# [WHAT THE EXERCISE ASKS]
Look through the listing below, find every line with the string "here", and copy it.

# [GIVEN DATA]
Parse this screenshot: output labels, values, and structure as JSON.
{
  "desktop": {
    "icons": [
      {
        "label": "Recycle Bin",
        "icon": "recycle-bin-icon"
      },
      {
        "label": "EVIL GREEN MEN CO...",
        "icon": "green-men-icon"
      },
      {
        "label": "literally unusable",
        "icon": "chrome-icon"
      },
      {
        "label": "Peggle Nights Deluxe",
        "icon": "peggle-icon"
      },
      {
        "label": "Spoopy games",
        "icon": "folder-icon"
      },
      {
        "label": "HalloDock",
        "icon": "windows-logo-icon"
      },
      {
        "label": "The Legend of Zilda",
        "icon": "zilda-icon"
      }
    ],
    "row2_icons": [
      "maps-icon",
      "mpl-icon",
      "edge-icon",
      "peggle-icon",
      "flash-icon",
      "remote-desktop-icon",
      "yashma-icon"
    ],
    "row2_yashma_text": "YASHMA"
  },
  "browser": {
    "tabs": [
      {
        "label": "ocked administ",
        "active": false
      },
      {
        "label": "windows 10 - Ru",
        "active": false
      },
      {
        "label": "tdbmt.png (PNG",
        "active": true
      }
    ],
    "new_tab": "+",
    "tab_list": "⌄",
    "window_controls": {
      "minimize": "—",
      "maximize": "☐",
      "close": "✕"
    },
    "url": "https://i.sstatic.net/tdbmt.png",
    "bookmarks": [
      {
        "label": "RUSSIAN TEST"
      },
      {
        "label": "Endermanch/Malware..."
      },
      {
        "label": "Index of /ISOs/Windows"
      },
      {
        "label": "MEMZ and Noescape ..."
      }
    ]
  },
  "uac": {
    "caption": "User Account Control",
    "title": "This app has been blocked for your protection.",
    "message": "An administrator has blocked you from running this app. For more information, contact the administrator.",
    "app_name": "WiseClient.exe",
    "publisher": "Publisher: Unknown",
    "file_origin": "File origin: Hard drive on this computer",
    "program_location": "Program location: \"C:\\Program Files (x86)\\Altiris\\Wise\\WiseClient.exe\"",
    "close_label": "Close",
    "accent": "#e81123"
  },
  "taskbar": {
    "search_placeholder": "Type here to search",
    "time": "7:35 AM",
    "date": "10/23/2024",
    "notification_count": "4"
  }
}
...
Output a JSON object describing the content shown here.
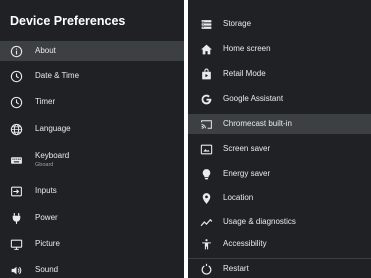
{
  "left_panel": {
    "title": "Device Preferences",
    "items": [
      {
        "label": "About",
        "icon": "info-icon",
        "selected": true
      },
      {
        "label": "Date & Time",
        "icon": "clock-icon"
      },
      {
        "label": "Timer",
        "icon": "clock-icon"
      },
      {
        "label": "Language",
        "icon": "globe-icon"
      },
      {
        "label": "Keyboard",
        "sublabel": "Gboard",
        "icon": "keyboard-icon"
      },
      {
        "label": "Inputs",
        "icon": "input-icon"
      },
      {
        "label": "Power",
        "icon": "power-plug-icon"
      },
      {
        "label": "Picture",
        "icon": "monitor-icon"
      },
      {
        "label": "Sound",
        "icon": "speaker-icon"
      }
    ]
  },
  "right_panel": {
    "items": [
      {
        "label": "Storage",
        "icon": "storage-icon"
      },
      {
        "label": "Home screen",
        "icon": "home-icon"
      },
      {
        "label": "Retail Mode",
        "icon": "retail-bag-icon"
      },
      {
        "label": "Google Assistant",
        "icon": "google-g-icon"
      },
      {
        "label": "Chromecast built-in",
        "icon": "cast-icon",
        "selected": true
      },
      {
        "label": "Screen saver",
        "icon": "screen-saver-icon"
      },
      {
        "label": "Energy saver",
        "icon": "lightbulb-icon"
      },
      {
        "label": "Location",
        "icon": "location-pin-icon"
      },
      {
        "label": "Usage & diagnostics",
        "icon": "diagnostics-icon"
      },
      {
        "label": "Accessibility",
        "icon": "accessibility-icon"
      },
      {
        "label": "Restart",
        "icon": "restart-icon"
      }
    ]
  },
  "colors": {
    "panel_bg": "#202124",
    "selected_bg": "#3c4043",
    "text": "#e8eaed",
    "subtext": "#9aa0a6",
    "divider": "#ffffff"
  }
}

# [ANSWER TO THE EXERCISE]
    "search_placeholder": "Type here to search",
Output a JSON object describing the content shown here.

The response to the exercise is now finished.